| TASK GOAL |
Nothing but the lines holding the string "thumb" should appear in the answer. Copy them from the entries.

| DATA LISTING |
▽
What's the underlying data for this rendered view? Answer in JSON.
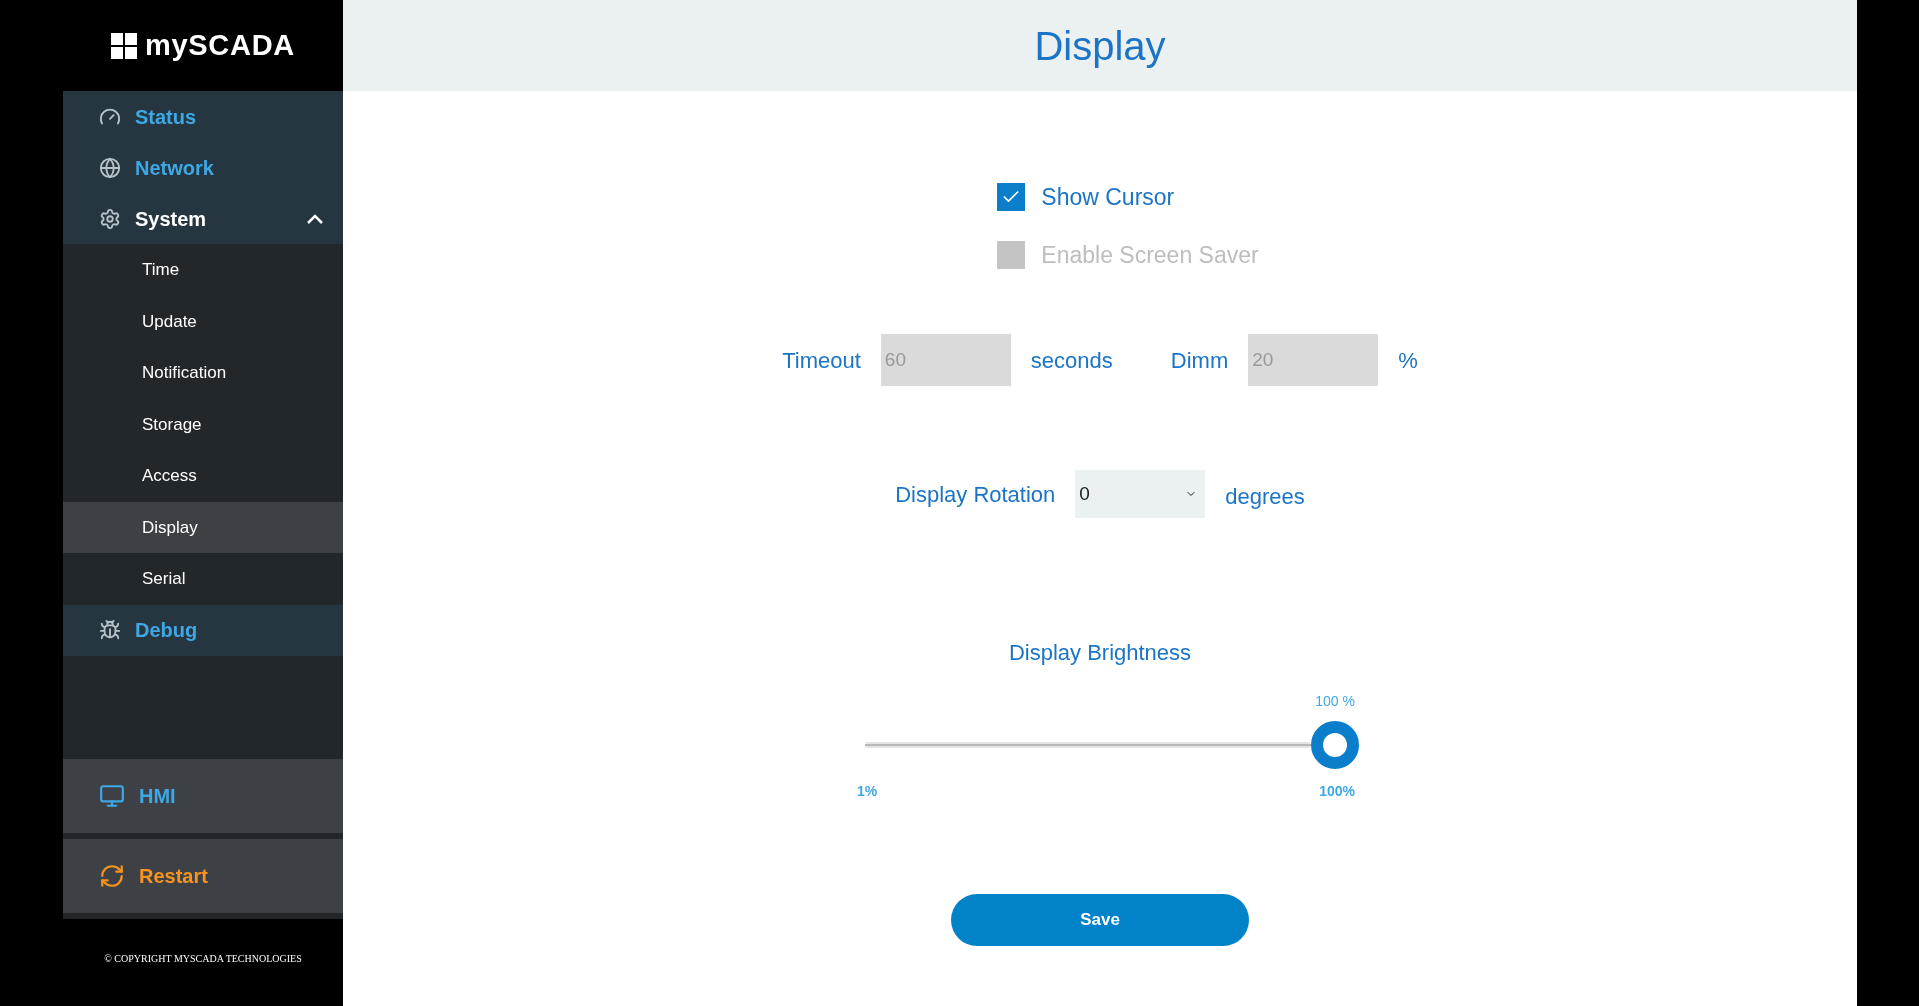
{
  "logo": {
    "text": "mySCADA"
  },
  "sidebar": {
    "items": [
      {
        "label": "Status",
        "expanded": false,
        "selected": false
      },
      {
        "label": "Network",
        "expanded": false,
        "selected": false
      },
      {
        "label": "System",
        "expanded": true,
        "selected": false,
        "children": [
          {
            "label": "Time",
            "selected": false
          },
          {
            "label": "Update",
            "selected": false
          },
          {
            "label": "Notification",
            "selected": false
          },
          {
            "label": "Storage",
            "selected": false
          },
          {
            "label": "Access",
            "selected": false
          },
          {
            "label": "Display",
            "selected": true
          },
          {
            "label": "Serial",
            "selected": false
          }
        ]
      },
      {
        "label": "Debug",
        "expanded": false,
        "selected": false
      }
    ],
    "bottom_buttons": [
      {
        "label": "HMI",
        "kind": "hmi"
      },
      {
        "label": "Restart",
        "kind": "restart"
      }
    ],
    "copyright": "© COPYRIGHT MYSCADA TECHNOLOGIES"
  },
  "header": {
    "title": "Display"
  },
  "checkboxes": [
    {
      "label": "Show Cursor",
      "checked": true,
      "disabled": false
    },
    {
      "label": "Enable Screen Saver",
      "checked": false,
      "disabled": true
    }
  ],
  "timeout": {
    "label": "Timeout",
    "value": "60",
    "unit": "seconds",
    "disabled": true
  },
  "dimm": {
    "label": "Dimm",
    "value": "20",
    "unit": "%",
    "disabled": true
  },
  "rotation": {
    "label": "Display Rotation",
    "value": "0",
    "unit": "degrees"
  },
  "brightness": {
    "title": "Display Brightness",
    "reading": "100 %",
    "level": 1,
    "min_label": "1%",
    "max_label": "100%"
  },
  "save_button": {
    "label": "Save"
  }
}
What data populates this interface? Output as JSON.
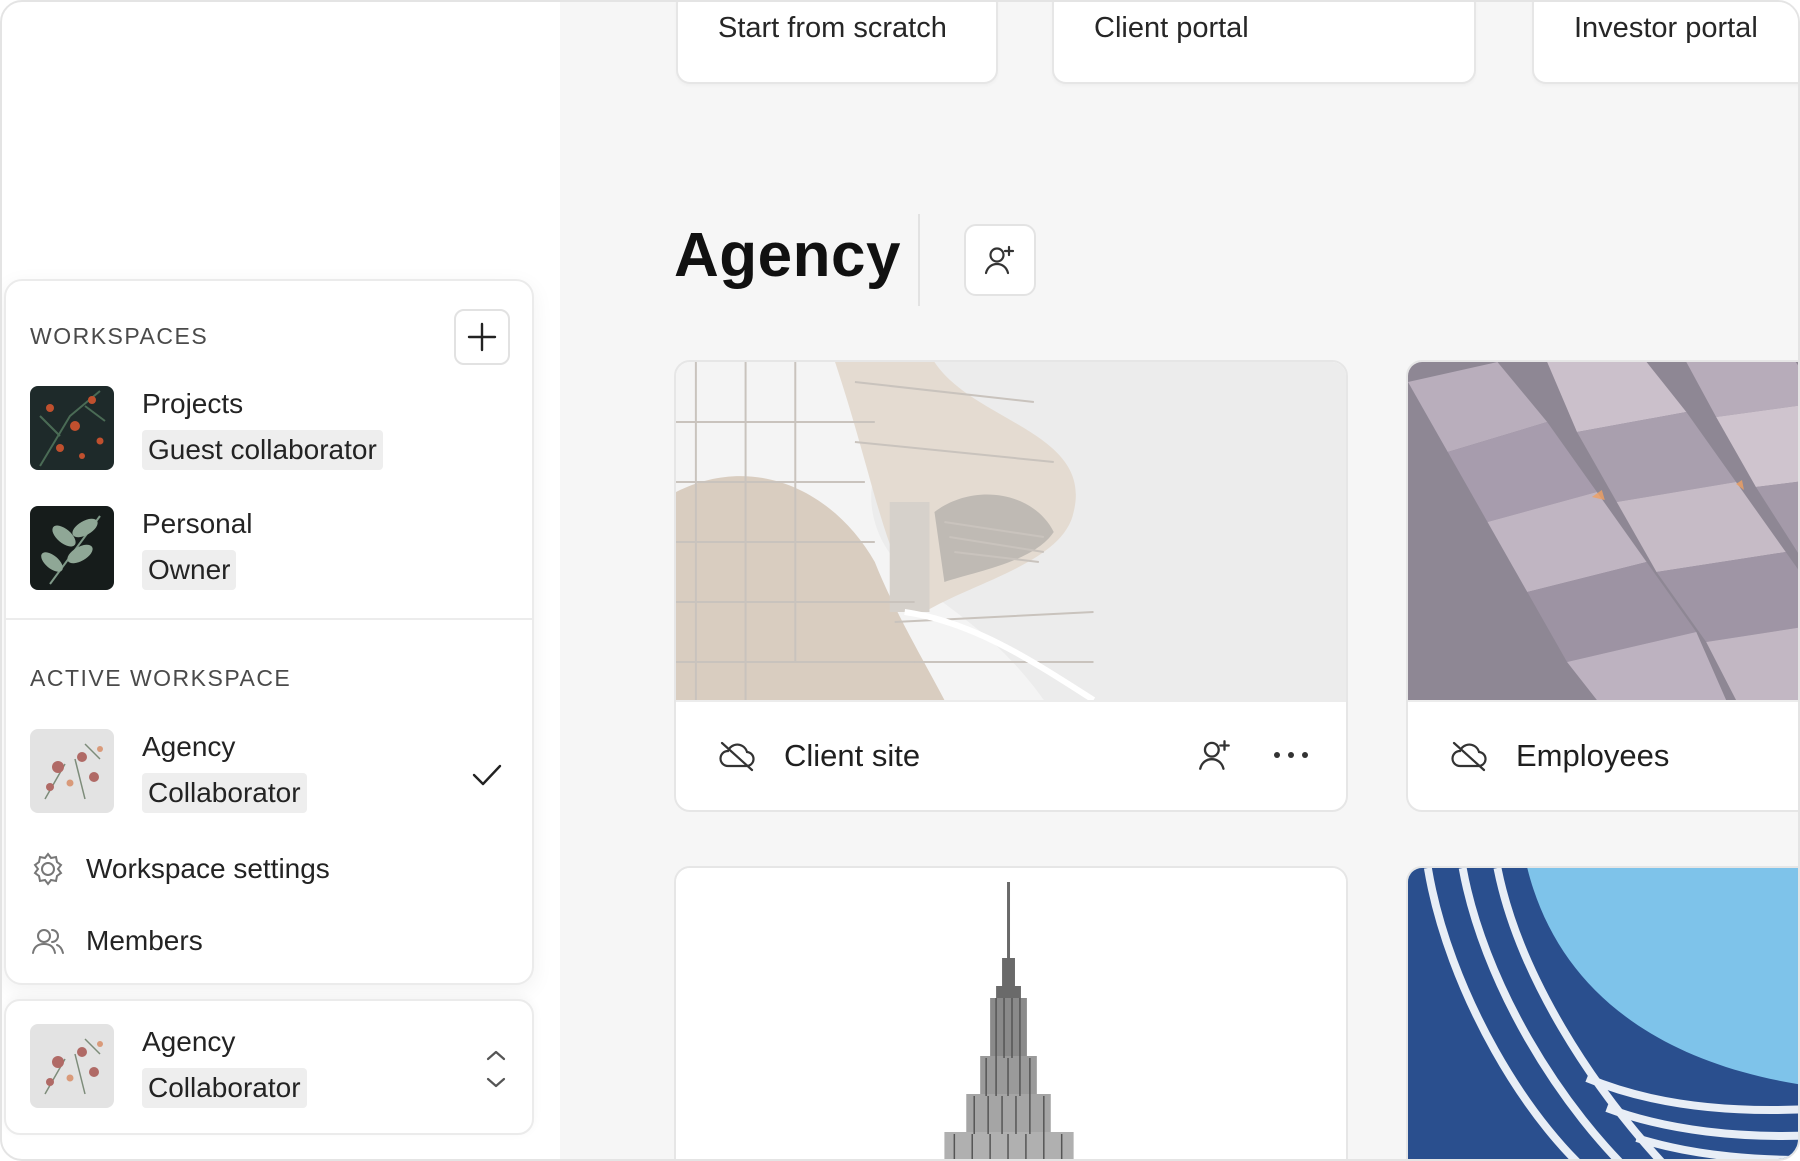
{
  "templates": [
    "Start from scratch",
    "Client portal",
    "Investor portal"
  ],
  "workspace": {
    "title": "Agency"
  },
  "cards": [
    {
      "name": "Client site"
    },
    {
      "name": "Employees"
    }
  ],
  "sidebar": {
    "workspaces_label": "WORKSPACES",
    "workspaces": [
      {
        "name": "Projects",
        "role": "Guest collaborator",
        "thumb": "dark-floral"
      },
      {
        "name": "Personal",
        "role": "Owner",
        "thumb": "dark-leaves"
      }
    ],
    "active_label": "ACTIVE WORKSPACE",
    "active": {
      "name": "Agency",
      "role": "Collaborator",
      "thumb": "light-floral",
      "selected": true
    },
    "menu": [
      {
        "label": "Workspace settings",
        "icon": "gear-icon"
      },
      {
        "label": "Members",
        "icon": "members-icon"
      }
    ],
    "switcher": {
      "name": "Agency",
      "role": "Collaborator"
    }
  },
  "colors": {
    "background": "#f6f6f6",
    "surface": "#ffffff",
    "border": "#e6e6e6",
    "role_badge": "#eeeeee"
  }
}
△
| SOLUTION TO THIS TASK |
        "thumb": "dark-floral"
        "thumb": "dark-leaves"
      "thumb": "light-floral",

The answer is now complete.